Members of a rice watch group joins a picket at the Department of Agriculture central office in Quezon City to denounce the enactment of the Rice Tariffication Law yesterday.
Members of a rice watch group joins a picket at the Department of Agriculture central office in Quezon City to denounce the enactment of the Rice Tariffication Law yesterday.
Michael Varcas
NFA employees going to Supreme Court
Louise Maureen Simeon (The Philippine Star) - February 19, 2019 - 12:00am

MANILA, Philippines — Workers of the National Food Authority are exhausting legal options before the Supreme Court (SC) following the enactment of the rice import liberalization law, which threatens the jobs of about 4,000 employees of the NFA.

NFA Employees Association central office president Maximo Torda said the signing of Republic Act 11203 or the Rice Import Liberalization law would mean the removal of thousands of employees as well as the main functions of the agency.

“We are now contemplating to file a case before the (SC) for the violation of our security of tenure right because close to 100 percent of the employees are permanent and career government workers,” Torda said at a briefing yesterday.

“On the part of rank and file employees of the NFA, the passage of the law will lead to the eventual abolition of the NFA as its main function will also be removed,” he warned.

Under the law, which was signed last week, the NFA will be limited to buffer stocking for calamities and emergencies and will not be allowed to import to stabilize rice prices.

NFA officer-in-charge administrator Tomas Escarez also turned emotional during the so-called Black Monday protest.

“I saw the hardships of our employees and it just saddens me that this is not being realized by our economic planners,” Escarez said.

The NFA has created a change management team for the transition period until the agency’s structure is defined in the implementing rules and regulations (IRR) of RA 11203.

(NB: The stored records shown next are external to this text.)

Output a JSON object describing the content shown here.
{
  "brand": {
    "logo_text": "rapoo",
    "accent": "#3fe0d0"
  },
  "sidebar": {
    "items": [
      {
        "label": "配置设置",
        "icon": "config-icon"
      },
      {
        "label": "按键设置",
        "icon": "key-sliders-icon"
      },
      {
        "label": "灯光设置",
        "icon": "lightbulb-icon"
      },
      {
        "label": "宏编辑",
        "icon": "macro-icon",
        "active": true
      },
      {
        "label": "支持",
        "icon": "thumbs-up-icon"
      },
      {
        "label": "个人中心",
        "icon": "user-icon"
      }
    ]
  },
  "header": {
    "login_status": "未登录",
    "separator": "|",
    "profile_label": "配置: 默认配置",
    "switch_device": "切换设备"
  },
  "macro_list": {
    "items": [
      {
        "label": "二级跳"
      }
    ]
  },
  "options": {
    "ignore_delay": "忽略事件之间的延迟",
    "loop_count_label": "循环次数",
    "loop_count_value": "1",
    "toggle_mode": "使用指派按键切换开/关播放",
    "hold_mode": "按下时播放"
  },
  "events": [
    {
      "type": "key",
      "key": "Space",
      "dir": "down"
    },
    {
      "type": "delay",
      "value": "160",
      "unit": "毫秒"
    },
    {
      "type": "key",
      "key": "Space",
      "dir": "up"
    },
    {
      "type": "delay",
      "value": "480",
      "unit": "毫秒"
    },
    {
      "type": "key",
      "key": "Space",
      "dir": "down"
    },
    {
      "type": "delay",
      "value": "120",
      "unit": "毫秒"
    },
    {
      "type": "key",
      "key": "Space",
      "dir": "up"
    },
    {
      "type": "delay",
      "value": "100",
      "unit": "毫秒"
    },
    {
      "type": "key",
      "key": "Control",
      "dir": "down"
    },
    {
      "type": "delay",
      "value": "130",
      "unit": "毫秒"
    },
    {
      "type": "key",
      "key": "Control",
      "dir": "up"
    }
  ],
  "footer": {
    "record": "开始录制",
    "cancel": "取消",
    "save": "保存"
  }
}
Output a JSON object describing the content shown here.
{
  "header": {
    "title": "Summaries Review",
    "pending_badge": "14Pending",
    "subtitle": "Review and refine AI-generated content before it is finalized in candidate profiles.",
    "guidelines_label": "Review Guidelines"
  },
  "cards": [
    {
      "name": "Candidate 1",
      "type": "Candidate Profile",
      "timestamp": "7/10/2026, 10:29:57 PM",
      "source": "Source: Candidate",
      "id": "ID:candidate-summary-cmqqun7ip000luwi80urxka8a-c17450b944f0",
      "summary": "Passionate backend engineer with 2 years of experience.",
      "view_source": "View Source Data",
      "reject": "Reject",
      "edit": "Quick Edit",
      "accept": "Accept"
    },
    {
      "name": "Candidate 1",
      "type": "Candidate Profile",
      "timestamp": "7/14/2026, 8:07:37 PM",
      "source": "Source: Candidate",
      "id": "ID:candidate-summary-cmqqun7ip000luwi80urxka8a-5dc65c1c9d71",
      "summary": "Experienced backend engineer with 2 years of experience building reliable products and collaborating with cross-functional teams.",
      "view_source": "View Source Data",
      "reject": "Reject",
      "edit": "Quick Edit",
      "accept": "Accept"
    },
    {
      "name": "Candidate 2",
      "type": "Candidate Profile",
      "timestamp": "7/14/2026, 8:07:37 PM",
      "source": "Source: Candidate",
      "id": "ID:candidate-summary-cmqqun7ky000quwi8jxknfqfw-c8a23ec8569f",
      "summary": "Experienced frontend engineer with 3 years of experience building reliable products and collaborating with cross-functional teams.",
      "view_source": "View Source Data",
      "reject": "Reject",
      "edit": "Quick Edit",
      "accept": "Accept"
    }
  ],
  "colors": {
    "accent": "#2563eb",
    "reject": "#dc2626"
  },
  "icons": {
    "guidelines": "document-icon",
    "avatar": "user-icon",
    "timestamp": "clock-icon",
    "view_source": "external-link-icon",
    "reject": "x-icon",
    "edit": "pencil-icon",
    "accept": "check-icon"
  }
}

As this developed, the interagency NFA Council is fast-tracking the draft of the IRR, which would finalize the functions and limitations of the NFA.

RA 11203 provides for 90 days for the IRR to be completed.

“We have to abide by the IRR. The President has already spoken,” Escarez said.

In the meantime, it is business as usual at the NFA as it continues to buy palay or unhusked rice from farmers at P20.70 per kilogram, even as farm gate prices are now down to P14 to P15 per kilo.

“Whatever role will be given to us, we must accept wholeheartedly and change gears. Buffer stocking and local procurement are still major responsibilities that require a lot of manpower and logistics,” Escarez said.

‘Emmanuel Piñol should resign’

Several peasant groups yesterday picketed the Department of Agriculture (DA), which they claimed failed to protect rice farmers and local agriculture.

Kilusang Magbubukid ng Pilipinas (KMP) joined consumer watchdog Bantay Bigas, peasant women organization Amihan and Anakpawis party-list in calling for Agriculture Secretary Emmanuel Piñol to resign over his department’s failure to achieve rice sufficiency and protect rice farmers from tariffication.

“Flashback to 2016, Secretary Piñol then boasted that he will achieve rice self-sufficiency in two years by 2018. His targets were adjusted to 2019 and then to 2020. Last week, President Duterte signed the rice tariffication law that totally abandons rice farmers and efforts to achieve rice self-sufficiency. We hold Piñol and President Duterte accountable for this situation,” said KMP chairman Danilo Ramos.

“The policy of massive rice importation will only worsen the situation of the local rice industry and agriculture. It will kill the livelihood of 31 million rice farmers, farm workers in rice farms and their families. It will also burden millions of rice-eating Filipinos with higher rice prices in the long-run,” Ramos said.

Critics free to question law

Malacañang said critics of the rice tariffication law are free to question it before the court as it assured the public that the measure has safeguards for farmers who may be affected by the influx of imported rice.

Under the law, private firms may import rice once they secure the necessary permit from the Bureau of Plant Industry and pay 35 percent tariff for shipments from Southeast Asian countries.

It will also establish a P10-billion rice competitiveness enhancement fund to protect the livelihood of local farmers.

Critics fear that the law will create rice cartels and will kill the livelihood of more than two million farmers.

“Regardless of the confidence or not of the Palace, the Palace welcomes any move from any sector questioning any act of the government. That is democratic process in work,” presidential spokesman Salvador Panelo said yesterday at a press briefing. – With Rhodina Villanueva

NATIONAL FOOD AUTHORITY RICE SUPPLY SUPREME COURT
Philstar
  • Latest
  • Trending
Latest
Are you sure you want to log out?
X
Login

Philstar.com is one of the most vibrant, opinionated, discerning communities of readers on cyberspace. With your meaningful insights, help shape the stories that can shape the country. Sign up now!

SIGN IN
or sign in with